You can see by the photo above, that we don’t take ourselves too seriously, but we definitely take the business of freelance writing with the seriousness it deserves. PWAC members such as Sandra Phinney, Mariellen Ward, Nathalie Kleinschmit, Suzanne Boles, Gordon Graham and Stephen Kimber inspired us with their presentations.
Ross Mavis, retiring Atlantic Regional Director, inspired us with his insights, warmth and friendship and was rewarded with a lovely Hawaiian shirt to go with the 50 other flowered shirts he has in his closet. No one can call Ross a dull dresser. And no one can call PWAC a dull organization.Ross Mavis shows off the shirt he was awarded for service to the PWAC board
The conference had three distinct business-related highlights for me:
1) we passed a motion for criteria that will admit self and independently published authors to our membership.
2) we launched the newly-designed platform of writers.ca on which members will be able to attract new clients via their keyword search-friendly profiles, market existing work and forge new relationships in the publishing industry.
3) PWAC has purchased the URL: canadiancreators.ca that will eventually be the home of an even bigger project. Stay tuned!
There were many personal highlights as well, but I’ll save those for a more private forum.
Has PWAC touched your life? Has attending a writers’ conference changed your life? Are you looking to network with Canadian creators? Please join the conversation.

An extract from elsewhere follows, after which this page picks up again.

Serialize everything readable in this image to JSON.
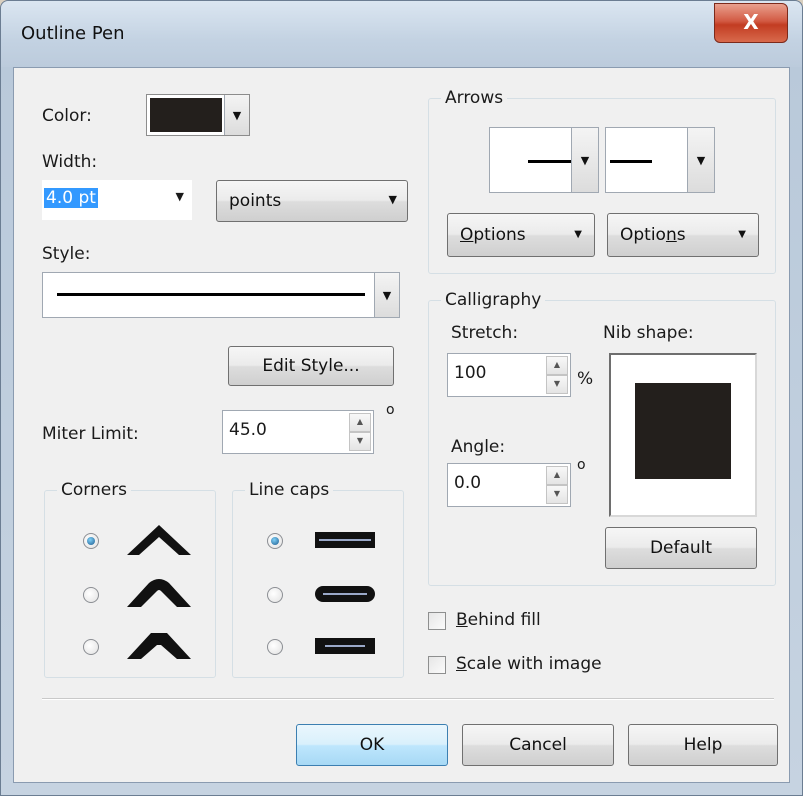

And then join us back here the week of June 25th, for a guest post from Yvonne Perry, the successful author who educated us with her post on self-publishing just over a year ago.